The trick in successful living is to avoid slipping into taking things personally, when they aren't intended to be that way. The following example might help.
Imagine you are walking, either in a city, or out in the woods, and a pigeon or a raven, flying overhead you, has the need to "relieve itself", the results of which lands squarely on the top of your head.
Your first instinctual reaction might be to think, "That bird had it in for me", especially if you didn't happen to be wearing a hat.
But, hopefully, you will have a quick conversation with yourself, and come up with the following conclusions:
The bird didn't have it in for me and doesn't even know who I am.

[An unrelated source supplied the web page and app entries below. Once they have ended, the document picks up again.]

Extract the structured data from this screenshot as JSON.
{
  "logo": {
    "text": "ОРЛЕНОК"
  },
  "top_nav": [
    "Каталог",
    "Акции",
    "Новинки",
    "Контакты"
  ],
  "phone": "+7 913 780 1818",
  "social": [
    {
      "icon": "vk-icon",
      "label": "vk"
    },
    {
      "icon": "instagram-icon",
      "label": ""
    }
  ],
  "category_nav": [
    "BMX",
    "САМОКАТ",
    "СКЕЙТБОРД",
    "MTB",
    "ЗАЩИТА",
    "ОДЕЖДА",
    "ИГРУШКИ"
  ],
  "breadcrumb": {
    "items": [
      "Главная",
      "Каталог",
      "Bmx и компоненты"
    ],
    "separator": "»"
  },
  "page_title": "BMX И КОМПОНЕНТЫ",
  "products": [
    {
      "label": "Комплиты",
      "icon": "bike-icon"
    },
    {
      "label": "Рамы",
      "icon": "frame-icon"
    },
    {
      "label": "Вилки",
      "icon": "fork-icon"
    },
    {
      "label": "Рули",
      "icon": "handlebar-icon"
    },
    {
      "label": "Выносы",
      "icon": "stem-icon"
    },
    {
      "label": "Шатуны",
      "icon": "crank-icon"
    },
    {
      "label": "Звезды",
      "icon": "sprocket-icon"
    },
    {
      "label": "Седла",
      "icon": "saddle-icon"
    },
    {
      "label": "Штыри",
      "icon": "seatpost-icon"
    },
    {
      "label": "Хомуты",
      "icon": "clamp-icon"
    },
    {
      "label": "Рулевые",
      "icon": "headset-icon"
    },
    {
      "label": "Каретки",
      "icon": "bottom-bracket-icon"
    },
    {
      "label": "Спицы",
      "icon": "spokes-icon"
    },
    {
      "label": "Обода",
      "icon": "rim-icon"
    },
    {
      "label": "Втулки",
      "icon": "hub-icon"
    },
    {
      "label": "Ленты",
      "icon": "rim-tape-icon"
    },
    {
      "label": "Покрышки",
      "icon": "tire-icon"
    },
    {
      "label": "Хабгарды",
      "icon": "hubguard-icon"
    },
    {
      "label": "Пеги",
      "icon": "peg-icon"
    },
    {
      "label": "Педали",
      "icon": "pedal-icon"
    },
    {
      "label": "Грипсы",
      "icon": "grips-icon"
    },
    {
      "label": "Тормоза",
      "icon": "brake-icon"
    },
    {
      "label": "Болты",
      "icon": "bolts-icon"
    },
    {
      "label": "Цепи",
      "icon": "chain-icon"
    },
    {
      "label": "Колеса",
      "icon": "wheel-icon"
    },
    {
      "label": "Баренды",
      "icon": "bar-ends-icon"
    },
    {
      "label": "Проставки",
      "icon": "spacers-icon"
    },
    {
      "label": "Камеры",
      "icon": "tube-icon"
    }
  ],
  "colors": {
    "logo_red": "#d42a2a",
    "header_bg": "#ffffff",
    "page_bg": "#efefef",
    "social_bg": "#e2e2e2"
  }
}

Even if that were the case, birds don't have the sophisticated homing devices used by the military to try to get their missiles to land in the right places, and couldn't have achieved such precision, even if they had been trying.
I just happened to be in the wrong place at the wrong time.
I don't need to take this event as a personal attack on me.
The above example is intentionally absurd. Yet, should that unfortunately event happen to them, how many people will first raise their fist and shout at the bird as if it did it on purpose? And, what would such action achieve for them? Perhaps a bit of relief of their frustration, and also likely a hearty laugh from any friends who are along with them.
Because it happened to you, they can laugh at it. They might not find it as easy if it had happened to them.
People make mistakes, and some of their mistakes may happen to drop on us or affect us. If we assume they did it on purpose, however, we increase the intensity of our anger and frustration, and we will likely alienate ourselves from others around us, who could be support to us.
It's hard to control that instinct. Because of our cultural conditioning, whenever something goes wrong, we want to find someone to blame for it. Usually, any other person, other than ourselves.
Blaming others is an effective way to avoid having to look at ourselves, our reactions to the event, and perhaps ways we could have avoided such a problem. We might have no control over a bird. But we can decide whether of not to wear a hat when birds are flying about!
When the bird poops on you, it isn't your fault. You just happened to be where gravity caused the deposit to drop. Wipe it off and keep on living. Do the same in response to other people's behaviour. Instead of taking the behaviour personally, and then getting angry, and then likely doing something inappropriate or even stupid, pause when something happens. Look at the situation objectively.
Remember that we live in a world where we can't always control what happens to us.
If you do this, you'll save a lot of energy, and you will pay less attention to "birds" that happen to be flying around you.